Bhutto, analysts say, adroitly invoked her father's name while shedding his left-wing policies for a more centrist stance acceptable to the powerful military and establishment politicians. A member of an influential landowning family, Ms. Bhutto's political aspirations were nurtured by her father who called her ``a chip off the old block.'' Officials in her Pakistan People's Party say she also made her own mark through the jail terms and self-imposed exile that followed her father's execution in 1979.
And, after Mr. Bhutto's 1977 overthrow, his family came to symbolize democracy and resistance to the military rule of the late Mohammed Zia ul-Haq.
``History is replete with people who have depleted their political inheritance,'' says Salman Taseer, a party official and biographer of the elder Bhutto. ``Benazir has shown that she could pull through.''
But in Bangladesh (formerly East Pakistan), the legatees of national leaders - Sheikh Hasina Wajed, daughter of Bangladesh's founder Sheikh Mujibur Rahman, and Begum Khaleda Zia, widow of former President Ziaur Rahman - have failed to do the same.
Despite a strong political tradition, a desire for a nonmilitary regime, and an openness toward women unusual for an Islamic society, they have been unable to mount a effective challenge to strongman Hussain Muhammad Ershad.
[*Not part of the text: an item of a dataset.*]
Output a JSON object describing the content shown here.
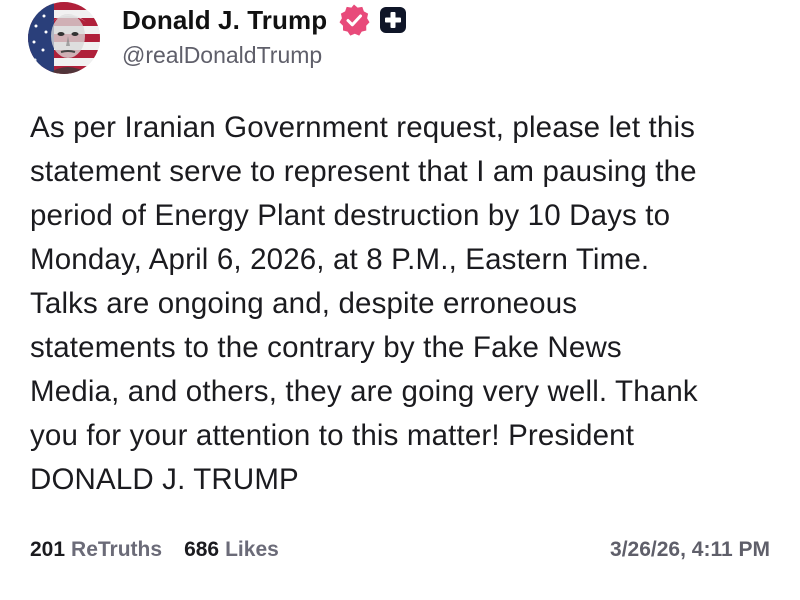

Recent natural disasters in the country as well as infighting between the women politicians have tended to sidetrack their bid.
``The two ladies have split Bangladesh down the middle,'' says Mr. Singh, the commentator. ``The appeals of the father and the husband offer separate visions.''
Across the border, another political scion faces tougher political problems. Rajiv Gandhi is grandson of India's first prime minister, Jawaharlal Nehru, and son of late Prime Minister Indira Gandhi. For many Indians, the Nehru-Gandhi family represents a tenuous thread of continuity and unity in a nation often torn by ethnic and religious strife.
Gandhi, a former airline pilot, joined politics reluctantly after the death of his brother, Sanjay, who was being groomed as heir apparent. Rajiv came to power after his mother's assassination in 1984 and later won a landslide victory leading the Congress Party, which has dominated post-independence India.
But, in general elections due by the end of next year, some political analysts say Gandhi could be vulnerable.
For months, Gandhi has been in a political tailspin, buffeted by terrorist violence in Punjab State, embarrassing election losses, and scandals in his administration.
A national opinion poll last summer said Gandhi's party could lose its large parliamentary majority against a united opposition.
In a reelection bid, Gandhi would be helped by the family lore and the security that many Indians associate with the Nehru-Gandhi name. The opposition has only ruled for a chaotic, two-year period in the late 1970s.
Countering that, however, are a growing disenchantment and a sense, even in far-flung rural areas, that he has bungled his chance to rule.
``Rural India is very clear about who it wants to reward and who it wants to punish,'' says Ashis Nandy, an analyst at the Center for the Study of Developing Societies. ``In rural areas, people think Mrs. Gandhi was more sympathetic to the lower groups. They see her son as having betrayed that inheritance.''